Open access

Julie Refardt, Clara Odilia Sailer, Bettina Winzeler, Matthias Johannes Betz, Irina Chifu, Ingeborg Schnyder, Martin Fassnacht, Wiebke Fenske, Mirjam Christ-Crain, and for the CODDI-Investigators

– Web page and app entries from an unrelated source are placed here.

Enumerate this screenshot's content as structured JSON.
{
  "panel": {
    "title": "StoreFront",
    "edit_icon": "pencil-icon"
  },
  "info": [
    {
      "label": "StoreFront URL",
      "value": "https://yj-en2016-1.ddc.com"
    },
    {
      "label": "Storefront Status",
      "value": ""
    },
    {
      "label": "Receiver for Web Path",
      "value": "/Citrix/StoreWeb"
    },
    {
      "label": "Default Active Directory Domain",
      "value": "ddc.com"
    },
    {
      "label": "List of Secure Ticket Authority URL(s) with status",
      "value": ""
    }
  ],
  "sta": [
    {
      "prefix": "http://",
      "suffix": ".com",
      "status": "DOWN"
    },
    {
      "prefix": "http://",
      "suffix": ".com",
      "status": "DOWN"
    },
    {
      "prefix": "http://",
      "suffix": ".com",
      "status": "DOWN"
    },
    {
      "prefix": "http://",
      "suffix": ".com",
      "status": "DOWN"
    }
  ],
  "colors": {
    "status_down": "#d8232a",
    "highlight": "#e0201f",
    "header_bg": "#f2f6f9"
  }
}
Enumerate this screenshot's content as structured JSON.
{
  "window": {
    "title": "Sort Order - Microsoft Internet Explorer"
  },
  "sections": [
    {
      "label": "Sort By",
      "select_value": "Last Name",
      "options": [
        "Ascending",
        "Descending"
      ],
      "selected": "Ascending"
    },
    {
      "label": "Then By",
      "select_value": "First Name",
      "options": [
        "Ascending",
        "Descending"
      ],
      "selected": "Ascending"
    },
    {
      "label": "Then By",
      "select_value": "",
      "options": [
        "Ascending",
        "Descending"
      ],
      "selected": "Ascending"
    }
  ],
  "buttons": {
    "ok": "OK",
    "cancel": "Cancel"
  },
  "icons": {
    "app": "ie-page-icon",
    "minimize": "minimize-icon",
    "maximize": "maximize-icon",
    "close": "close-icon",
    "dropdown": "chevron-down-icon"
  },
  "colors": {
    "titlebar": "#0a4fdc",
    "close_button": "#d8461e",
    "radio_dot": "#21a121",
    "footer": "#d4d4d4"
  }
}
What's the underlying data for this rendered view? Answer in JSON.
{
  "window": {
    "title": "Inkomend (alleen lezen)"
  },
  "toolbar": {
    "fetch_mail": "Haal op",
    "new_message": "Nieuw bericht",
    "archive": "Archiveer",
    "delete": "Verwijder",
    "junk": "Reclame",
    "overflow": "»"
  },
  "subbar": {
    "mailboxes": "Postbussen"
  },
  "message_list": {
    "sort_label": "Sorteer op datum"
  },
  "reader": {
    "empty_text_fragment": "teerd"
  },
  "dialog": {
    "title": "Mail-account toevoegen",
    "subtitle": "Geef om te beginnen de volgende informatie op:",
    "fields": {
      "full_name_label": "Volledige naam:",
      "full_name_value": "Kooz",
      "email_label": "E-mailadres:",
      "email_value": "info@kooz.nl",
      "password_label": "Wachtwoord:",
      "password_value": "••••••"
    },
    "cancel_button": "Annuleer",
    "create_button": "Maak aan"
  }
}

The pathomechanism of primary polydipsia is poorly understood. Recent animal data reported a connection between fibroblast growth factor 21 (FGF-21) and elevated fluid intake independently of hormonal control by the hormone arginine-vasopressin (AVP) and osmotic stimulation. We therefore compared circulating FGF-21 levels in patients with primary polydipsia to patients with AVP deficiency (central diabetes insipidus) and healthy volunteers. In this prospective cohort study, we analyzed FGF-21 levels of 20 patients with primary polydipsia, 20 patients with central diabetes insipidus and 20 healthy volunteers before and after stimulation with hypertonic saline infusion targeting a plasma sodium level ≥150 mmol/L. The primary outcome was the difference in FGF-21 levels between the three groups. Baseline characteristics were similar between the groups except for patients with central diabetes insipidus being heavier. There was no difference in baseline FGF-21 levels between patients with primary polydipsia and healthy volunteers (122 pg/mL (52,277) vs 193 pg/mL (48,301), but higher levels in patients with central diabetes insipidus were observed (306 pg/mL (114,484); P = 0.037). However, this was not confirmed in a multivariate linear regression analysis after adjusting for age, sex, BMI and smoking status. Osmotic stimulation did not affect FGF-21 levels in either group (difference to baseline: primary polydipsia −23 pg/mL (−43, 22); central diabetes insipidus 17 pg/mL (−76, 88); healthy volunteers −6 pg/mL (−68, 22); P = 0.45). To conclude, FGF-21 levels are not increased in patients with primary polydipsia as compared to central diabetes insipidus or healthy volunteers. FGF-21 therefore does not seem to be causal of elevated fluid intake in these patients.